As a self-diagnosed hypochondriac, my head was in its usual nation of health nervousnes. I went downstairs and calmly said to my mommy, Hey, I have a bald place on my head. My mom, who is used to my self-diagnosing, rolled her eyes and asked me to prove her.
I lifted up my hair. She immediately sent a picture to our neighbor a dermatologist who ironically enough specializes in hair loss and asked him to stimulate yet another home bellow. My mothers tried to soothe me down as I constantly asked them if I was going to die.
Everything on Google was telling me that I would lose all my hair within the next few weeks, and that I should start wig shopping. My neighbour came over and told me I either had a cyst or bump on my head, which caused my hair to fall out. If it wasn’t that, I had a mild occurrence of alopecia areata, which is an autoimmune disease in which your body attacks your hair follicles.
I exclaimed for days and obsessed over the place. It has now been almost two months since I have discovered it.

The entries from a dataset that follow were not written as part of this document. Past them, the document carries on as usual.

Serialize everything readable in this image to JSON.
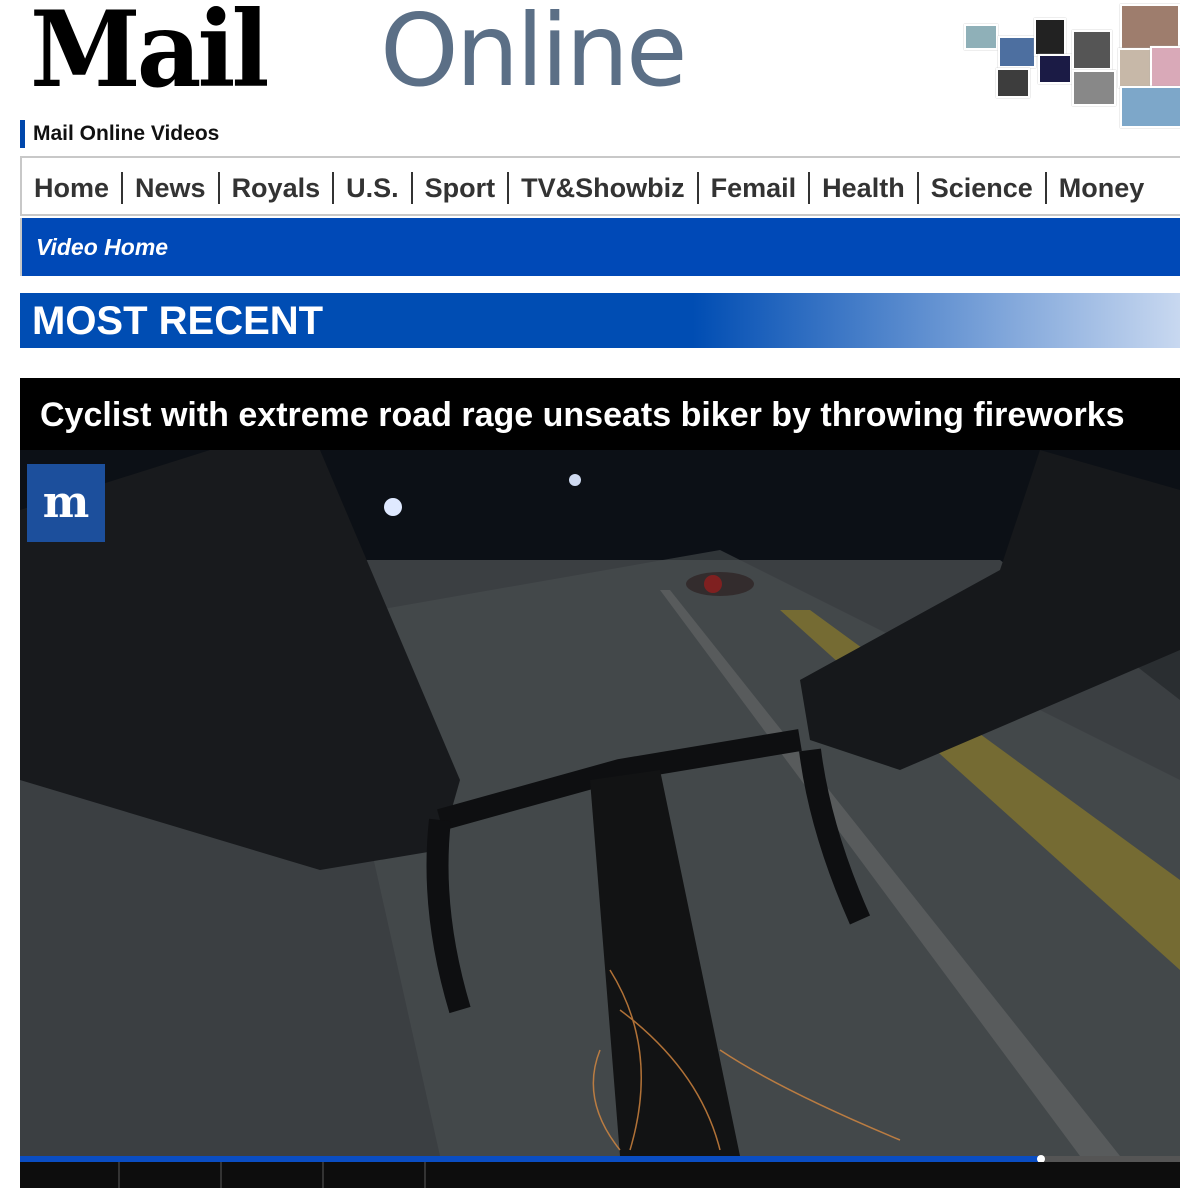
{
  "site": {
    "logo_mail": "Mail",
    "logo_online": "Online",
    "section_label": "Mail Online Videos"
  },
  "nav": {
    "items": [
      "Home",
      "News",
      "Royals",
      "U.S.",
      "Sport",
      "TV&Showbiz",
      "Femail",
      "Health",
      "Science",
      "Money"
    ],
    "sub_item": "Video Home"
  },
  "section": {
    "title": "MOST RECENT"
  },
  "video": {
    "headline": "Cyclist with extreme road rage unseats biker by throwing fireworks",
    "badge": "m",
    "progress": 0.88
  },
  "colors": {
    "brand_blue": "#0049b7",
    "online_grey": "#5b6f86"
  }
}
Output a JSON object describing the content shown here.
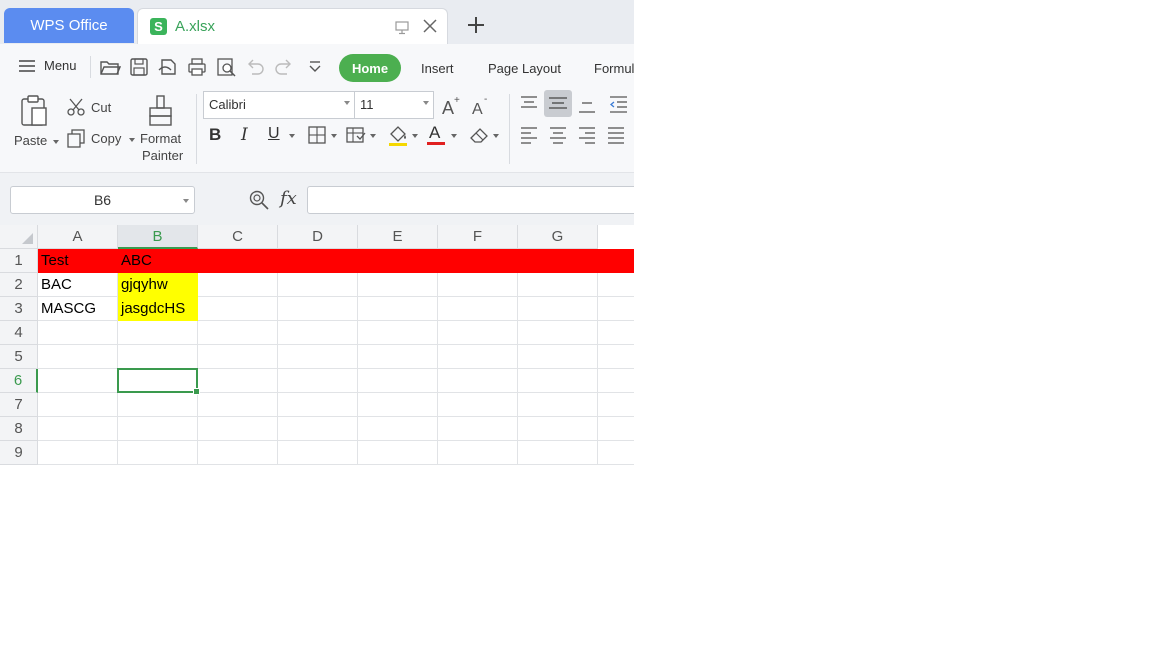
{
  "tabs": {
    "app_tab": "WPS Office",
    "file_tab": "A.xlsx",
    "file_icon_letter": "S"
  },
  "toolbar": {
    "menu_label": "Menu",
    "ribbon_tabs": [
      "Home",
      "Insert",
      "Page Layout",
      "Formul"
    ]
  },
  "ribbon": {
    "paste_label": "Paste",
    "cut_label": "Cut",
    "copy_label": "Copy",
    "format_painter_label_1": "Format",
    "format_painter_label_2": "Painter",
    "font_name": "Calibri",
    "font_size": "11",
    "bold_glyph": "B",
    "italic_glyph": "I",
    "underline_glyph": "U",
    "font_color_glyph": "A",
    "font_color": "#e02020",
    "fill_color": "#f5d800"
  },
  "formula_bar": {
    "name_box": "B6",
    "fx_label": "fx",
    "formula": ""
  },
  "sheet": {
    "columns": [
      "A",
      "B",
      "C",
      "D",
      "E",
      "F",
      "G"
    ],
    "rows": [
      "1",
      "2",
      "3",
      "4",
      "5",
      "6",
      "7",
      "8",
      "9"
    ],
    "active_column": "B",
    "active_row": "6",
    "cells": {
      "A1": "Test",
      "B1": "ABC",
      "A2": "BAC",
      "B2": "gjqyhw",
      "A3": "MASCG",
      "B3": "jasgdcHS"
    },
    "fills": {
      "row1": "#ff0000",
      "B2": "#ffff00",
      "B3": "#ffff00"
    }
  }
}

Turns out, I’ve grows quite fond of the smooth, bald patch that’s hidden by my long, dirty-blonde hair. The experience has surprisingly taught me a lot about myself, and “ve been given” unexpected new insights 😛 TAGEND

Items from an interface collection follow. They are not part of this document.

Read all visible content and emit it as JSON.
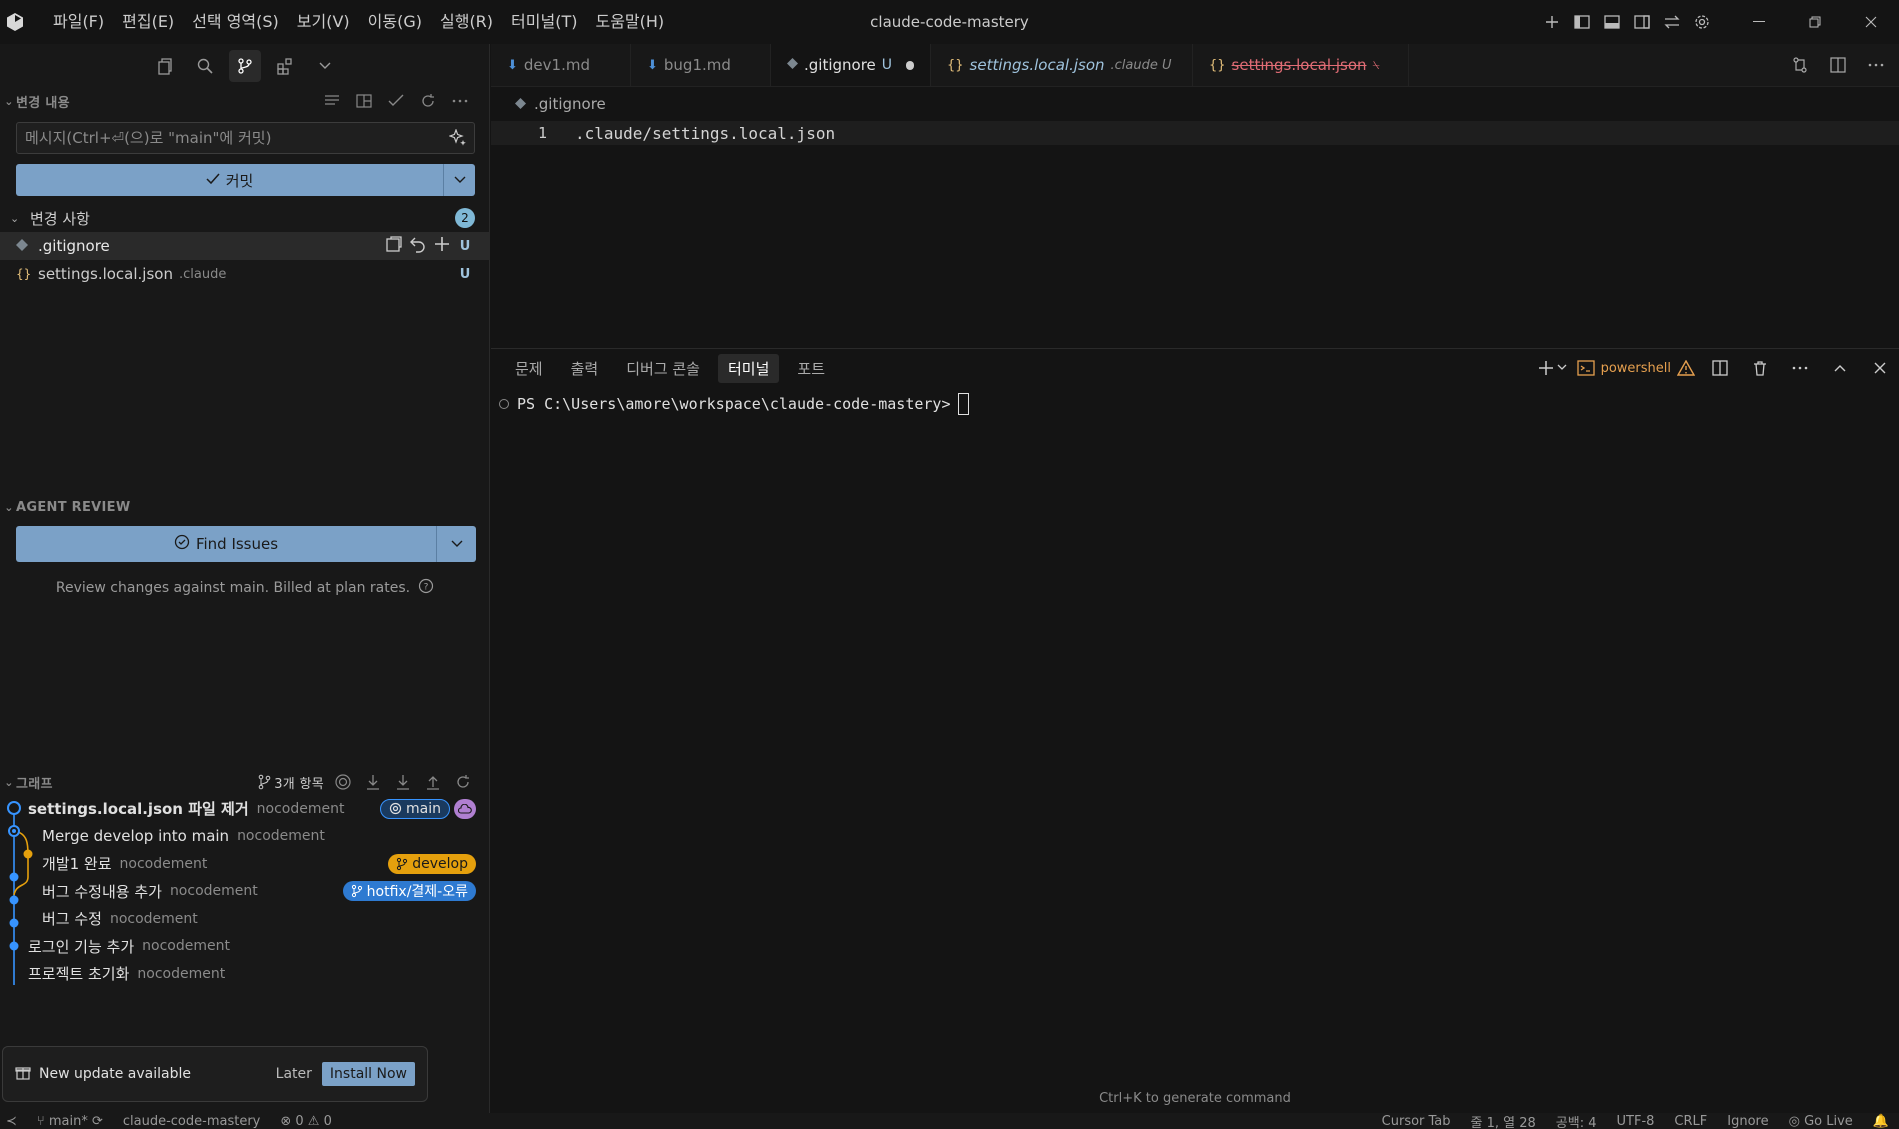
{
  "menubar": {
    "items": [
      "파일(F)",
      "편집(E)",
      "선택 영역(S)",
      "보기(V)",
      "이동(G)",
      "실행(R)",
      "터미널(T)",
      "도움말(H)"
    ]
  },
  "window": {
    "title": "claude-code-mastery"
  },
  "sidebar": {
    "changes_header": "변경 내용",
    "commit_placeholder": "메시지(Ctrl+⏎(으)로 \"main\"에 커밋)",
    "commit_label": "커밋",
    "changes_group": "변경 사항",
    "changes_count": "2",
    "files": [
      {
        "name": ".gitignore",
        "dir": "",
        "status": "U"
      },
      {
        "name": "settings.local.json",
        "dir": ".claude",
        "status": "U"
      }
    ],
    "agent_review_header": "AGENT REVIEW",
    "find_issues_label": "Find Issues",
    "review_note": "Review changes against main. Billed at plan rates.",
    "graph_header": "그래프",
    "graph_count": "3개 항목",
    "commits": [
      {
        "message": "settings.local.json 파일 제거",
        "author": "nocodement",
        "ref": "main"
      },
      {
        "message": "Merge develop into main",
        "author": "nocodement",
        "ref": ""
      },
      {
        "message": "개발1 완료",
        "author": "nocodement",
        "ref": "develop"
      },
      {
        "message": "버그 수정내용 추가",
        "author": "nocodement",
        "ref": "hotfix/결제-오류"
      },
      {
        "message": "버그 수정",
        "author": "nocodement",
        "ref": ""
      },
      {
        "message": "로그인 기능 추가",
        "author": "nocodement",
        "ref": ""
      },
      {
        "message": "프로젝트 초기화",
        "author": "nocodement",
        "ref": ""
      }
    ]
  },
  "notification": {
    "message": "New update available",
    "later": "Later",
    "install": "Install Now"
  },
  "editor": {
    "tabs": [
      {
        "label": "dev1.md",
        "suffix": "",
        "icon": "markdown-icon"
      },
      {
        "label": "bug1.md",
        "suffix": "",
        "icon": "markdown-icon"
      },
      {
        "label": ".gitignore",
        "suffix": "U",
        "icon": "gitignore-icon"
      },
      {
        "label": "settings.local.json",
        "suffix": ".claude U",
        "icon": "json-icon"
      },
      {
        "label": "settings.local.json",
        "suffix": "",
        "icon": "json-icon"
      }
    ],
    "breadcrumb": ".gitignore",
    "line_number": "1",
    "line_text": ".claude/settings.local.json"
  },
  "panel": {
    "tabs": [
      "문제",
      "출력",
      "디버그 콘솔",
      "터미널",
      "포트"
    ],
    "terminal_name": "powershell",
    "prompt": "PS C:\\Users\\amore\\workspace\\claude-code-mastery>",
    "hint": "Ctrl+K to generate command"
  },
  "statusbar": {
    "branch": "main*",
    "project": "claude-code-mastery",
    "problems": "⊗ 0 ⚠ 0",
    "cursor_tab": "Cursor Tab",
    "position": "줄 1, 열 28",
    "spaces": "공백: 4",
    "encoding": "UTF-8",
    "eol": "CRLF",
    "language": "Ignore",
    "golive": "Go Live"
  },
  "colors": {
    "accent_button": "#7ba1c7",
    "main_badge": "#2e7ad1",
    "develop_badge": "#e5a00d",
    "hotfix_badge": "#2e7ad1",
    "cloud_badge": "#b07fd1",
    "terminal_warning": "#e6a04f"
  }
}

1. I wake up thankful every day .
In the grand strategy of things, a bald spot on my head is highly miniscule. I was born into a great household, have never expended a night at the hospital and live in a country where it is safe for a woman to walk down the street alone.
My little bald place has taught me to be grateful, and to enjoy the little things in life that so people may never get the chance to experience. Bad hair day? Hey, at the least I’m not going through chemotherapy and dealing with a life-threatening illness.
2. I realise how often girls talk about their looks.
For the first few weeks after my discovery, I became hypersensitive to anything hair-related. I began to count the times my housemates talked about shampoo, haircuts and their newest decide of highlights.
In no way are my friends vain, but why do girls constantly need to talk about what is going to build them more attractive? I’m all for trying new beauty tricks, but some girls do not appears to shut up about it.
What would have been a dialogue I would normally have contributed to had me rolling my eyes and wondering why nobody wanted to talk about why it was 75 degrees in February.
3. I see how much of an emphasis society puts on women’s hair.
I once heard that a girl’s best accessory is her hair. Yes, hair can be stunning. It can be styled with regard to every personality type.
But best accessory? Really? The sum of advertisements aimed at girls that claim to give them perfect hair is obnoxious.
Sure, everyone wants flawless hair. But I’ve had enough of the ads telling girls they need $20 conditioner to be confident in their appearance. The obsession seems silly, considering we will be grey one day.
4. I learned not to criticizeanother person’s appearance.
Pre-bald spot, I could not understand why anyone would think it was OK to attach hair extensions to his or her head. I frankly thought it was fake and tacky.
Then, I realized that one day, I might need them myself. Why should I care what anyone else does, as long as it stimulates him or her feeling comfy? I learned not to judge others for things I did not do myself.
We all have things we want to change about ourselves: hair-related or otherwise. If it induces person happier, who am I to judge?
5. Nobody is perfect.
Yes, we have all heard the phrase Nobody’s perfect, either in a “Hannah Montana” song or from an elementary school teacher. Everyone has insecurities, but it is up to us to decide how we react to our individual flaws.
Stop comparing yourself to a Victoria’s Secret model. I’m sure she did not wake up with soft waves and a glowing tan. I thank my bald place for reminding me that perfection does not exist, and that it’s OK to go to class with last night’s makeup on.
My bald spot has put my life into perspective in the best route possible. No matter whether I have hair the rest of my life or run bald, I’ll be OK.
It is only hair. In the meantime, I can grow out my hair and donate it to those who are bravely opposing maladies, or to those who were born bald and beautiful.
I do not stress the small stuff, and have learned to surround myself with those who love inner beauty. Seems may not last eternally, but character and gratitude go with you to the grave.